Guest Author Bird & Bird, Anna Shashina, Partner

On March 1, 2021, substantial amendments to the Russian Federal Law on Personal Data (No. 152-FZ), implemented on July 27, 2006, came into effect (“Amendments”). The Amendments change the rules on processing of publicly disseminated personal data and affect businesses that publish or use personal data on the internet. In particular, employers who publish employee personal data on a website need to examine the Amendments and implement new consent requirements. Data subjects now have wider powers to control and authorize the processing of their data in the public domain. Data subjects also have a right to request that data operators that are disseminating their data (and any company down the data processing chain) cease transferring such data.

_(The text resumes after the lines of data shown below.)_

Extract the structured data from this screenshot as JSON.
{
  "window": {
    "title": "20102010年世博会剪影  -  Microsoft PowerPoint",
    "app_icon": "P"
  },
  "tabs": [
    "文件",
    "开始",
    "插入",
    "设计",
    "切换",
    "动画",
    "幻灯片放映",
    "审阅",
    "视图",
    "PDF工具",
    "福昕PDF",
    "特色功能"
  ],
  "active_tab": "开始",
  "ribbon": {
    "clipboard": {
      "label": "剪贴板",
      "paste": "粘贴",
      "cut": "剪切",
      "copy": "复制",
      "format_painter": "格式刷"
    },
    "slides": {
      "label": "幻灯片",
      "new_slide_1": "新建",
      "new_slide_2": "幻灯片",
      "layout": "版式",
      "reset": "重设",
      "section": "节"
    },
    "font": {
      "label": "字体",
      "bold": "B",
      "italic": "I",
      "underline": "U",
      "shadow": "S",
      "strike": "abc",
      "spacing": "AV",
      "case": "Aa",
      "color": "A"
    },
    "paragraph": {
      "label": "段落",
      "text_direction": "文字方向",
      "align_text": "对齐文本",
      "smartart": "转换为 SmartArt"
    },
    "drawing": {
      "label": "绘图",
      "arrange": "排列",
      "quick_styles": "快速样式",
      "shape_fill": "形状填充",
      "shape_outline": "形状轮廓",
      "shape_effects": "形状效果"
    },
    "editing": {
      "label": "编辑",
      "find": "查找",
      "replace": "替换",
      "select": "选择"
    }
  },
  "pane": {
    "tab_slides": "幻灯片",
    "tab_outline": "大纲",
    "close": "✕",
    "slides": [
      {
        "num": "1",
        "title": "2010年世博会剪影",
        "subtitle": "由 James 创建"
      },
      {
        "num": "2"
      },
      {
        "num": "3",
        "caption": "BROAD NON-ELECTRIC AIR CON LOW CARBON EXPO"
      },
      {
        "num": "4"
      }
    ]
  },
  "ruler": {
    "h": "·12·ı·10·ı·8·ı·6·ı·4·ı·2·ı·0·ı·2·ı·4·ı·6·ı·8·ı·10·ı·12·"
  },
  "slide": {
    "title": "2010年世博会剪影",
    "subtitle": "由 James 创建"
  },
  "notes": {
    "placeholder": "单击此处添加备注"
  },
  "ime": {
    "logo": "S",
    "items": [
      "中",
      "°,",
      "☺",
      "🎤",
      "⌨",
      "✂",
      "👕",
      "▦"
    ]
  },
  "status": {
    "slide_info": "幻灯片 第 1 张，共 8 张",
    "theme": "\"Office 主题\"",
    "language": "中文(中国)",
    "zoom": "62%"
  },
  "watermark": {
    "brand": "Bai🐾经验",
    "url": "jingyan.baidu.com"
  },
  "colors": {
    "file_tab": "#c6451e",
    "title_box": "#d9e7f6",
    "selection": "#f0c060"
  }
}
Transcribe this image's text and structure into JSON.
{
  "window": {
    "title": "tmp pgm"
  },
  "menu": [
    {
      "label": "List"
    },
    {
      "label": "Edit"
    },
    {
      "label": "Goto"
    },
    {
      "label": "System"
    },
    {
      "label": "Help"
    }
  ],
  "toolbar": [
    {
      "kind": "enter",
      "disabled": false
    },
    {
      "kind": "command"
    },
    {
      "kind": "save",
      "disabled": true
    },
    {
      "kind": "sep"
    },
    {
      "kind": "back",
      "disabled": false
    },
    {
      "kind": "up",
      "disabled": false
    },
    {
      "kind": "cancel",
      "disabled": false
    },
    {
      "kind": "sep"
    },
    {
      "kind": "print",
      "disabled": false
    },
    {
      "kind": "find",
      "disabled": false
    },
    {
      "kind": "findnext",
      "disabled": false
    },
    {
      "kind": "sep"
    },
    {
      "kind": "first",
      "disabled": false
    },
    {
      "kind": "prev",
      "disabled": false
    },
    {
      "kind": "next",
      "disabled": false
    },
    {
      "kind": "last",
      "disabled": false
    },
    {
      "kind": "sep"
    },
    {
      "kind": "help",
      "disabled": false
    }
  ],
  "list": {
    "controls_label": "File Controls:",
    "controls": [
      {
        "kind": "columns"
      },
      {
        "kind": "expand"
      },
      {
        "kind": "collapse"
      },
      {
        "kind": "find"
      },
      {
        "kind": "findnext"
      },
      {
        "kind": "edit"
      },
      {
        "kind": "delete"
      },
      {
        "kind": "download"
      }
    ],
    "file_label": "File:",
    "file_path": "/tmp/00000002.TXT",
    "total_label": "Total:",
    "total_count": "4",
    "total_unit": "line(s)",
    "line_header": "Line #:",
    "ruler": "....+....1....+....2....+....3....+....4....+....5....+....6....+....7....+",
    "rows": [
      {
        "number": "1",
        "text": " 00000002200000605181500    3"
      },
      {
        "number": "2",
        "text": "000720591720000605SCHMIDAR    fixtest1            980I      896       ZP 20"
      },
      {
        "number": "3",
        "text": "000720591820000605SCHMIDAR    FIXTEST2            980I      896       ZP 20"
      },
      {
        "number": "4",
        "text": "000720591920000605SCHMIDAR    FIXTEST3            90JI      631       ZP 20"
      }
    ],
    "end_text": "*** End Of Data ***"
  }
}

What Are the Key Amendments?

  1. The Amendments remove “processing of personal data the unlimited access to which is granted by the data subject or at data subject’s request (publicly accessible personal data)” as a legitimate ground for data processing. This ground had allowed the processing of personal data without a data subject’s consent.
  2. There is a new definition of “personal data which is permitted by the data subject for dissemination” (“Publicly Disseminated Data” or “PDD”). PDD means personal data that the general public can access on the basis of the data subject’s consent granted in the manner prescribed by the Amendments.
  3. A data subject may provide consent to PDD processing directly to the data operator wishing to disseminate the data or via the Russian DPA’s information system, which records the data subjects’ consents and data processing restrictions. The Russian DPA has yet to publish the regulation on such information system.
  4. The data operator has an obligation to publish the terms of and prohibitions on PDD processing by the general public within three working days of obtaining the data subject’s consent.
  5. Where the data subject discloses his or her personal data to the general public without granting consent to the data operator, then the obligation to prove the legality of the subsequent dissemination or other processing of such personal data resides with each company and/or individual who disseminates or otherwise processes such personal data.

What Are the Requirements for the Data Subject’s Consent, and Are They in Line With the GDPR Requirements?

The requirements for consent to PDD processing are generally in line with the General Data Protection Regulation (“GDPR”) with some deviations. The Russian DPA has also issued draft requirements regarding the content of consent for the processing of PDD (“Draft DPA Requirements”), which are not yet in final form and which we summarized below:

Consent to PDD Processing Requirements: Russia GDPR
Specific and informed Yes Yes
Unambiguous Yes—affirmative opt-in methods include: (i) via the information system of the data operator; (ii) information system of the Russian DPA; or (iii) in writing with wet or electronic signature.  Yes—wider options to obtain consent than under the Draft DPA Requirements
Not bundled with the other data processing consents Yes Yes
Provide for the data operator’s identity and the purpose(s) of processing Yes Yes
Set out the purpose of each of the processing operations for which consent is sought No Yes
Provide for the data subject’s identity Yes No
Enable the data subject to choose the personal data for dissemination Yes—detailed list is required Yes—type of data is sufficient
Terms and prohibitions of PDD processing Yes—the data subject has the right to: (i) prohibit the dissemination to the general public and/or the provision to specific companies/individuals; (ii) prohibit processing (except for providing access) of PDD by the general public after such data publication; and/or (iii) set out the terms of the processing (except in relation to obtaining access) of personal data by the general public. The data operator shall provide the data subject with an option to introduce prohibitions on and terms of processing in relation to detailed sub-categories of personal data. No
Term of consent Yes—precise term of the consent’s validity is required under the Draft DPA Requirements No
Internet resources for PDD Yes—websites and/or webpages on which PDD is made publicly available to be listed under the Draft DPA Requirements No
Indicate in consent the existence of the right to withdraw consent No Yes

Does a Data Subject Have a Right to Revoke Consent?

The data subject has a right to revoke consent to the processing of PDD at any time, which is in line with the consent revocation right available prior to the Amendments coming into effect.

A data subject’s request to revoke consent should include the full name of the data subject, contact details, and the list of personal data being processed that should cease being processed. The data operator should cease the transfer of the PDD, including disseminating it and providing the data and any access to it after receiving the data subject’s request.

What Are the Sanctions for Noncompliance With the Amendments?

The Amendments do not introduce new sanctions for non-compliance. This means that the general data protection offences will apply. Non-compliance with the new requirements on PDD processing may amount to administrative fines for personal data processing without a legitimate ground envisaged by the Russian privacy legislation. An explanatory note to the draft Amendments that was provided by the legislation also refers to the above data protection offence.